CLEARWATER, Fla. -- Joe Blanton will be placed on the 15-day disabled list with a mild oblique strain that will need between three to six weeks to heal, Phillies team physician Michael Ciccotti said.
Blanton injured his left oblique muscle during a bullpen session on Wednesday. He met with doctors this morning and the diagnosis was made.
It is the first time in Blanton's six-year career that he will need to go on the disabled list.
His injury further complicates an already murky pitching situation for the Phillies headed into the season. Presumably this means Kyle Kendrick, who had lost the fifth starter's job to Jamie Moyer, will slide into Blanton's spot in the starting rotation. Kendrick was going to pitch out of the bullpen.
Ciccotti said the plan is to have Blanton travel north with the team and throw for the first time as early as a week from today, April 8. If Blanton responds well to rest and anti-inflammatory medication, he will long toss that day.
Blanton's last outing was a minor-league game on Monday in which he allowed 11 runs in five innings. Ciccotti said Blanton had shown no symptoms of the injury until Wednesday.
Ciccotti said Blanton's oblique strain is less severe than the one that kept former Phillies reliever Clay Condrey out of action for over two months last season. Condrey missed a month with the injury, then came back and pitched in three games before reinjuring the muscle.
Ciccotti said the injury is one that will not return if treated correctly.
"If you treat it carefully initially, then you can actually minimize the risk of recurrence," Ciccotti said.
What does this mean for the rotation? The guess here is that Kendrick will be slotted into Blanton's spot in the rotation, meaning he makes his first start Thursday in Washington against the Nationals. That will at least keep J.A. Happ and Jamie Moyer on their current schedules.
Moyer starts in today's Grapefruit League finale against Pittsburgh.
The other question is this: What happens now to the bullpen? Kendrick was probably going to be more than a long man to start considering the injuries to Brad Lidge and J.C. Romero had already left the bullpen thin -- and few of the middle relief candidates have been impressive this spring.
Now the Phillies have another spot to fill. Does it come from within the organization? I'm not so sure it does. Of all the relievers sent down in the last few weeks, none appeared ready for a major-league job.
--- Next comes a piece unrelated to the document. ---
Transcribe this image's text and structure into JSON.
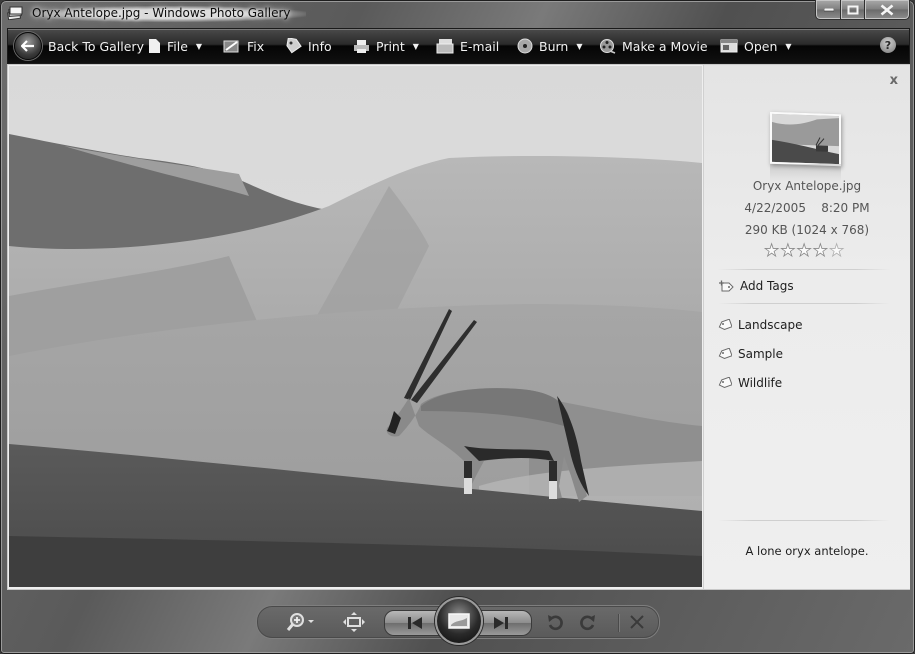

General manager Ruben Amaro Jr. has been paying close attention to the waiver wire already during the past few weeks and the Phillies will likely add another bullpen arm before the season begins on Monday.